There's good news from the last two members, Ken Ross, the captain, and Erik Rusnick, the mate. They're on the Dream Catcher, which reportedly is repaired and underway to Antigua. Given the luck so far, no one is about to jinx the journey with hoots and a victory dance.
The team sets out just after 8 a.m. on the 45-foot Hatteras, a 34-year-old vessel that has a formidable time pushing through the eight- to 12-foot waves stacked close to one another. At times, the bow breaks through, then crashes down into the watery vale.
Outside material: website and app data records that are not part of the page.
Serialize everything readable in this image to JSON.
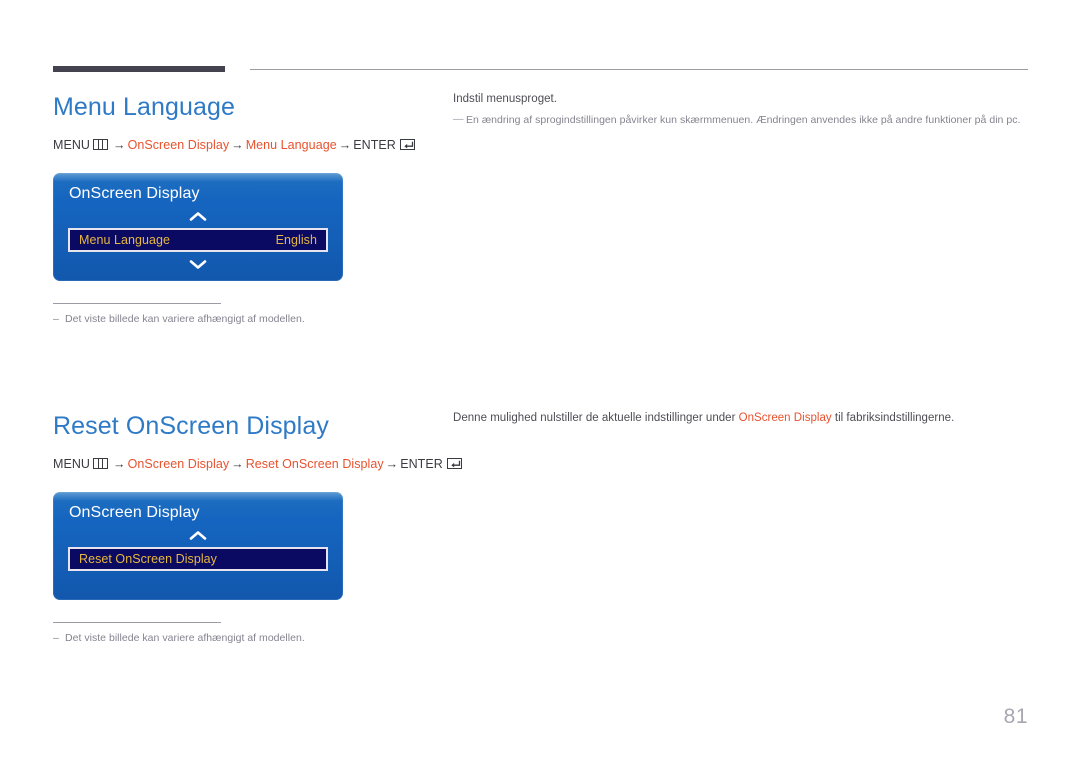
{
  "page": {
    "number": "81"
  },
  "sections": [
    {
      "heading": "Menu Language",
      "breadcrumb": {
        "menu_label": "MENU",
        "menu_icon": "menu-grid-icon",
        "arrow": "→",
        "step1": "OnScreen Display",
        "step2": "Menu Language",
        "enter_label": "ENTER",
        "enter_icon": "enter-return-icon"
      },
      "osd": {
        "title": "OnScreen Display",
        "chevron_up_icon": "chevron-up-icon",
        "chevron_down_icon": "chevron-down-icon",
        "has_chevron_down": true,
        "row": {
          "label": "Menu Language",
          "value": "English"
        }
      },
      "note": {
        "dash": "–",
        "text": "Det viste billede kan variere afhængigt af modellen."
      },
      "description": {
        "title": "Indstil menusproget.",
        "note_dash": "—",
        "note": "En ændring af sprogindstillingen påvirker kun skærmmenuen. Ændringen anvendes ikke på andre funktioner på din pc.",
        "body_before": "",
        "body_accent": "",
        "body_after": ""
      }
    },
    {
      "heading": "Reset OnScreen Display",
      "breadcrumb": {
        "menu_label": "MENU",
        "menu_icon": "menu-grid-icon",
        "arrow": "→",
        "step1": "OnScreen Display",
        "step2": "Reset OnScreen Display",
        "enter_label": "ENTER",
        "enter_icon": "enter-return-icon"
      },
      "osd": {
        "title": "OnScreen Display",
        "chevron_up_icon": "chevron-up-icon",
        "chevron_down_icon": "chevron-down-icon",
        "has_chevron_down": false,
        "row": {
          "label": "Reset OnScreen Display",
          "value": ""
        }
      },
      "note": {
        "dash": "–",
        "text": "Det viste billede kan variere afhængigt af modellen."
      },
      "description": {
        "title": "",
        "note_dash": "",
        "note": "",
        "body_before": "Denne mulighed nulstiller de aktuelle indstillinger under ",
        "body_accent": "OnScreen Display",
        "body_after": " til fabriksindstillingerne."
      }
    }
  ],
  "colors": {
    "heading_blue": "#2f7ac6",
    "accent_orange": "#e8522f",
    "osd_blue": "#1565c0",
    "osd_row_navy": "#0a0a62",
    "osd_row_text": "#e7b73f",
    "rule_dark": "#43424e",
    "body_gray": "#4d4d55",
    "muted_gray": "#86838f"
  }
}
After about an hour of this, Peters crawls down the ladder from the bridge and sheepishly admits to McCullough that he feels a bit green around the gills. Confessing to seasickness in this hypermacho world isn't easy; it's akin to a surgeon fainting at the sight of blood. McCullough roars with laughter.
Perhaps it's the power of suggestion, but at this point I begin to feel slightly queasy. I'd eaten a light breakfast, but in effect I feel as though I've been on a carnival ride for more than an hour. Soon I'm draped over the gunwale going for the "Technicolor yawn," as Norm Isaacs describes it. I crumple down near the door to the cabin, which reeks of diesel fuel. The mate hands me a black bucket.
Deep-sea fishing has one thing in common with all types of angling: There's a lot of waiting for a few episodes of exhilaration. Thus, the spectacle of someone collapsing from seasickness provides a welcome respite from tedium. "Hey, Frank," Peters whoops, his own stomach and ego apparently buoyed by the suffering of another, "I thought we had Superman, not cub reporter Jimmy Olsen, onboard." Surveying my scrunched-up remains, he announces, "Gentlemen, we just saw a six-foot man shrink to a foot and a half. It's like an alien came down and sucked his vital juices out and left a shell behind."
The anglers pull in one mahimahi, whose flopping about on the cockpit floor forces me into the gaseous cabin. Eight hours later, we dock.
Once again, no one has so much as seen a marlin. For the World Team, however, that disappointment gives way to the arrival of the Dream Catcher. The World Team will have one day to prefish as a team atop its own boat.
Flynn boards the Dream Catcher Sunday morning and regales the crew with gossip from last night, which, for Flynn, lasted until roughly 2 a.m. By Flynn's telling -- which is likely adorned for drama's sake -- he'd gone to join several people at the resort's casino bar, a group that included Cujo. The resort's dress code required men to wear long pants to the restaurants and casino in the evening, apparel that Flynn and many others had neglected to pack. So not surprisingly, Flynn was stopped last night at the casino bar entrance and told he wouldn't be allowed in with shorts. He asked to speak with a manager, then went on in anyway and joined the others, who were also wearing shorts. The manager did indeed appear but for some reason chose to lecture only Cujo about his attire.
As the boat begins to chug away from the pier, Flynn concludes the tale with flourish: "Cujo started yelling, 'Do you see the boats we're on? We're all millionaires here. I own shorts worth more than most guys' pants. '"
The 52-foot Dream Catcher is better-equipped than the Hatteras to take on the wallowing waves, and the crew is soon setting up the cockpit for marlin fishing. Going after billfish requires a finely oiled machine of people, hooks, lines, lures, and diesel engines. The crew must anticipate every potential move its quarry might make. Marlin are usually lone hunters, but the right waters will attract more than one. The hunt begins as Isaacs and Rusnick tether glittering, neon-bright lures, or teasers, the size of beer bottles to the outriggers on both sides of the boat. The outriggers are then lowered so that the hookless teaser lines run parallel to the boat. Ross controls these from the bridge and pulls a teaser in if a marlin starts chasing it. "The fish will follow the teaser all the way to the side of the boat," he says. "When I pull it out of the water, the fish will do a U-turn and go back out." By this time, the anglers will have tossed out hooks baited with large mackerels that the fish sees immediately on turning around.